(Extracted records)
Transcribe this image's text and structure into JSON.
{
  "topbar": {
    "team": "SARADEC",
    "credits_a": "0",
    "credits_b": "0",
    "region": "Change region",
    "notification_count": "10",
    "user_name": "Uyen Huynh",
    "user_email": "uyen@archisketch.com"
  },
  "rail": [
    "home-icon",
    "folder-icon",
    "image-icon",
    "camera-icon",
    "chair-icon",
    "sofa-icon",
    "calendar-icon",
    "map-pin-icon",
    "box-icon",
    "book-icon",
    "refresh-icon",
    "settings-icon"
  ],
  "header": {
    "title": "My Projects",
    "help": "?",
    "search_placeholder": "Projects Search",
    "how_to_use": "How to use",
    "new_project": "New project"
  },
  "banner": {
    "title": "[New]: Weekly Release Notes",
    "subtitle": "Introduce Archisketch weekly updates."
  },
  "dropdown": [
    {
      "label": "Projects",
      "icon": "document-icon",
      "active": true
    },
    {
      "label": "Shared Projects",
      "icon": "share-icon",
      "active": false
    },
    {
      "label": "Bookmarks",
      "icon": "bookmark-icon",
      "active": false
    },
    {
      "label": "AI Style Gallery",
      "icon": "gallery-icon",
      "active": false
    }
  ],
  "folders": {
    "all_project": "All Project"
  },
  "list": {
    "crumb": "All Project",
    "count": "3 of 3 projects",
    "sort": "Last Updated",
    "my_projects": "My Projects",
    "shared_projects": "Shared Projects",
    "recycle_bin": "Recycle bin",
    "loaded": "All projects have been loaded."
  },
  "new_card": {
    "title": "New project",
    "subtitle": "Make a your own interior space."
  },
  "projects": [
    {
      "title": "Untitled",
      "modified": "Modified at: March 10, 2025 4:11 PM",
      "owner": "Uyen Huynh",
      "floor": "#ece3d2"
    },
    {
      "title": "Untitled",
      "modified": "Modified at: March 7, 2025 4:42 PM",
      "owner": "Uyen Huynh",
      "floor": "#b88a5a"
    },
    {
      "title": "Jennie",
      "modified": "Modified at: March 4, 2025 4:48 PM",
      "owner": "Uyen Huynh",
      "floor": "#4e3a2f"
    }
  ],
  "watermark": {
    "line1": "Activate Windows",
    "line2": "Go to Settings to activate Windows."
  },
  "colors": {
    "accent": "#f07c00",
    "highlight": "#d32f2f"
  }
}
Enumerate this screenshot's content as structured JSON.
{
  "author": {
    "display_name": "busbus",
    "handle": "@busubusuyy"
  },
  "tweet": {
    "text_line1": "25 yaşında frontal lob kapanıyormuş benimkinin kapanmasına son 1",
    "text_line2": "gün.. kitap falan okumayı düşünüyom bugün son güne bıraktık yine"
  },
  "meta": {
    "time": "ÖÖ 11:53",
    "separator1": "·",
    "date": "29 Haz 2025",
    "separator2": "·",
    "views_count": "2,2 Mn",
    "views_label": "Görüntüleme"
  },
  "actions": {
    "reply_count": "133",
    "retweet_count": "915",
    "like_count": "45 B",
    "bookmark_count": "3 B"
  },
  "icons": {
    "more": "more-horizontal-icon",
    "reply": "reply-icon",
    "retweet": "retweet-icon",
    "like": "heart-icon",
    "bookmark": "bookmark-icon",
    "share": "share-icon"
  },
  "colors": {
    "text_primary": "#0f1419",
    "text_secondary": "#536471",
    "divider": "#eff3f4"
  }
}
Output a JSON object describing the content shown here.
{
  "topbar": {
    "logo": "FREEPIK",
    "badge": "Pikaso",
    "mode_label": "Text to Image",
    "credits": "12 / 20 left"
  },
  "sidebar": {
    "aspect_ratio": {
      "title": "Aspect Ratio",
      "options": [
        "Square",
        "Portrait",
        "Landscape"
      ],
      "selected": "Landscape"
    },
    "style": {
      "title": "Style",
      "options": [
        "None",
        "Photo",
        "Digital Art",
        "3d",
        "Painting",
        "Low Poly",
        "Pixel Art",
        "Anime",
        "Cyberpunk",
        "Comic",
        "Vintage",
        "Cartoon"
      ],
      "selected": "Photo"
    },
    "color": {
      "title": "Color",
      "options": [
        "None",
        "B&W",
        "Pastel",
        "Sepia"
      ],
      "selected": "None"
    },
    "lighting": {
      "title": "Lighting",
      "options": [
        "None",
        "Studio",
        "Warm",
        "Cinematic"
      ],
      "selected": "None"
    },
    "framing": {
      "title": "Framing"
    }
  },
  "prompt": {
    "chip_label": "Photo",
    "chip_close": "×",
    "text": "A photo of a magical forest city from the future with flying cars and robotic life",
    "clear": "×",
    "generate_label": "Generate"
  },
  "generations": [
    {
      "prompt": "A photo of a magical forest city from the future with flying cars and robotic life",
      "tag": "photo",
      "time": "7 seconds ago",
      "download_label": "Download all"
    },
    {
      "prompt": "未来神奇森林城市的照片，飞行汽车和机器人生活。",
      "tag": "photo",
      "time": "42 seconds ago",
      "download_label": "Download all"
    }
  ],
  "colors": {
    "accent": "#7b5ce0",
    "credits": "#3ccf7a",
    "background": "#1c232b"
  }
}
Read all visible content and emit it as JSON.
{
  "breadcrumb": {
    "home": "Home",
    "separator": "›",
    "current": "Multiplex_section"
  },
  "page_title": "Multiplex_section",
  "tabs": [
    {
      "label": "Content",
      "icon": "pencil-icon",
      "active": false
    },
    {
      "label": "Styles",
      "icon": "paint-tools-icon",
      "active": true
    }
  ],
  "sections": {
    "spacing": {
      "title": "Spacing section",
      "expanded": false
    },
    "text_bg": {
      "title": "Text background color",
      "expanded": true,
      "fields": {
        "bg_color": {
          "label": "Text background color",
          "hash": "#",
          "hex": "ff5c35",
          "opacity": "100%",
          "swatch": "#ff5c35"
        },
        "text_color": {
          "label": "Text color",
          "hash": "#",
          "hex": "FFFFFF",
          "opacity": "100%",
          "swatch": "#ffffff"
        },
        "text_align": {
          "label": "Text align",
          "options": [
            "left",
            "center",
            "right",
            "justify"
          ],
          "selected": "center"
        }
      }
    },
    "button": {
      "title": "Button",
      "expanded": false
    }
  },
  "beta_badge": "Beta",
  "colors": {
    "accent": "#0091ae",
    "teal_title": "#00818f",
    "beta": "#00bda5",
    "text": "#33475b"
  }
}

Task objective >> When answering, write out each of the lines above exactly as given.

Solution below >>
Transcribe this image's text and structure into JSON.
{
  "topbar": {
    "team": "SARADEC",
    "credits_a": "0",
    "credits_b": "0",
    "region": "Change region",
    "notification_count": "10",
    "user_name": "Uyen Huynh",
    "user_email": "uyen@archisketch.com"
  },
  "rail": [
    "home-icon",
    "folder-icon",
    "image-icon",
    "camera-icon",
    "chair-icon",
    "sofa-icon",
    "calendar-icon",
    "map-pin-icon",
    "box-icon",
    "book-icon",
    "refresh-icon",
    "settings-icon"
  ],
  "header": {
    "title": "My Projects",
    "help": "?",
    "search_placeholder": "Projects Search",
    "how_to_use": "How to use",
    "new_project": "New project"
  },
  "banner": {
    "title": "[New]: Weekly Release Notes",
    "subtitle": "Introduce Archisketch weekly updates."
  },
  "dropdown": [
    {
      "label": "Projects",
      "icon": "document-icon",
      "active": true
    },
    {
      "label": "Shared Projects",
      "icon": "share-icon",
      "active": false
    },
    {
      "label": "Bookmarks",
      "icon": "bookmark-icon",
      "active": false
    },
    {
      "label": "AI Style Gallery",
      "icon": "gallery-icon",
      "active": false
    }
  ],
  "folders": {
    "all_project": "All Project"
  },
  "list": {
    "crumb": "All Project",
    "count": "3 of 3 projects",
    "sort": "Last Updated",
    "my_projects": "My Projects",
    "shared_projects": "Shared Projects",
    "recycle_bin": "Recycle bin",
    "loaded": "All projects have been loaded."
  },
  "new_card": {
    "title": "New project",
    "subtitle": "Make a your own interior space."
  },
  "projects": [
    {
      "title": "Untitled",
      "modified": "Modified at: March 10, 2025 4:11 PM",
      "owner": "Uyen Huynh",
      "floor": "#ece3d2"
    },
    {
      "title": "Untitled",
      "modified": "Modified at: March 7, 2025 4:42 PM",
      "owner": "Uyen Huynh",
      "floor": "#b88a5a"
    },
    {
      "title": "Jennie",
      "modified": "Modified at: March 4, 2025 4:48 PM",
      "owner": "Uyen Huynh",
      "floor": "#4e3a2f"
    }
  ],
  "watermark": {
    "line1": "Activate Windows",
    "line2": "Go to Settings to activate Windows."
  },
  "colors": {
    "accent": "#f07c00",
    "highlight": "#d32f2f"
  }
}
Enumerate this screenshot's content as structured JSON.
{
  "author": {
    "display_name": "busbus",
    "handle": "@busubusuyy"
  },
  "tweet": {
    "text_line1": "25 yaşında frontal lob kapanıyormuş benimkinin kapanmasına son 1",
    "text_line2": "gün.. kitap falan okumayı düşünüyom bugün son güne bıraktık yine"
  },
  "meta": {
    "time": "ÖÖ 11:53",
    "separator1": "·",
    "date": "29 Haz 2025",
    "separator2": "·",
    "views_count": "2,2 Mn",
    "views_label": "Görüntüleme"
  },
  "actions": {
    "reply_count": "133",
    "retweet_count": "915",
    "like_count": "45 B",
    "bookmark_count": "3 B"
  },
  "icons": {
    "more": "more-horizontal-icon",
    "reply": "reply-icon",
    "retweet": "retweet-icon",
    "like": "heart-icon",
    "bookmark": "bookmark-icon",
    "share": "share-icon"
  },
  "colors": {
    "text_primary": "#0f1419",
    "text_secondary": "#536471",
    "divider": "#eff3f4"
  }
}
Output a JSON object describing the content shown here.
{
  "topbar": {
    "logo": "FREEPIK",
    "badge": "Pikaso",
    "mode_label": "Text to Image",
    "credits": "12 / 20 left"
  },
  "sidebar": {
    "aspect_ratio": {
      "title": "Aspect Ratio",
      "options": [
        "Square",
        "Portrait",
        "Landscape"
      ],
      "selected": "Landscape"
    },
    "style": {
      "title": "Style",
      "options": [
        "None",
        "Photo",
        "Digital Art",
        "3d",
        "Painting",
        "Low Poly",
        "Pixel Art",
        "Anime",
        "Cyberpunk",
        "Comic",
        "Vintage",
        "Cartoon"
      ],
      "selected": "Photo"
    },
    "color": {
      "title": "Color",
      "options": [
        "None",
        "B&W",
        "Pastel",
        "Sepia"
      ],
      "selected": "None"
    },
    "lighting": {
      "title": "Lighting",
      "options": [
        "None",
        "Studio",
        "Warm",
        "Cinematic"
      ],
      "selected": "None"
    },
    "framing": {
      "title": "Framing"
    }
  },
  "prompt": {
    "chip_label": "Photo",
    "chip_close": "×",
    "text": "A photo of a magical forest city from the future with flying cars and robotic life",
    "clear": "×",
    "generate_label": "Generate"
  },
  "generations": [
    {
      "prompt": "A photo of a magical forest city from the future with flying cars and robotic life",
      "tag": "photo",
      "time": "7 seconds ago",
      "download_label": "Download all"
    },
    {
      "prompt": "未来神奇森林城市的照片，飞行汽车和机器人生活。",
      "tag": "photo",
      "time": "42 seconds ago",
      "download_label": "Download all"
    }
  ],
  "colors": {
    "accent": "#7b5ce0",
    "credits": "#3ccf7a",
    "background": "#1c232b"
  }
}
Read all visible content and emit it as JSON.
{
  "breadcrumb": {
    "home": "Home",
    "separator": "›",
    "current": "Multiplex_section"
  },
  "page_title": "Multiplex_section",
  "tabs": [
    {
      "label": "Content",
      "icon": "pencil-icon",
      "active": false
    },
    {
      "label": "Styles",
      "icon": "paint-tools-icon",
      "active": true
    }
  ],
  "sections": {
    "spacing": {
      "title": "Spacing section",
      "expanded": false
    },
    "text_bg": {
      "title": "Text background color",
      "expanded": true,
      "fields": {
        "bg_color": {
          "label": "Text background color",
          "hash": "#",
          "hex": "ff5c35",
          "opacity": "100%",
          "swatch": "#ff5c35"
        },
        "text_color": {
          "label": "Text color",
          "hash": "#",
          "hex": "FFFFFF",
          "opacity": "100%",
          "swatch": "#ffffff"
        },
        "text_align": {
          "label": "Text align",
          "options": [
            "left",
            "center",
            "right",
            "justify"
          ],
          "selected": "center"
        }
      }
    },
    "button": {
      "title": "Button",
      "expanded": false
    }
  },
  "beta_badge": "Beta",
  "colors": {
    "accent": "#0091ae",
    "teal_title": "#00818f",
    "beta": "#00bda5",
    "text": "#33475b"
  }
}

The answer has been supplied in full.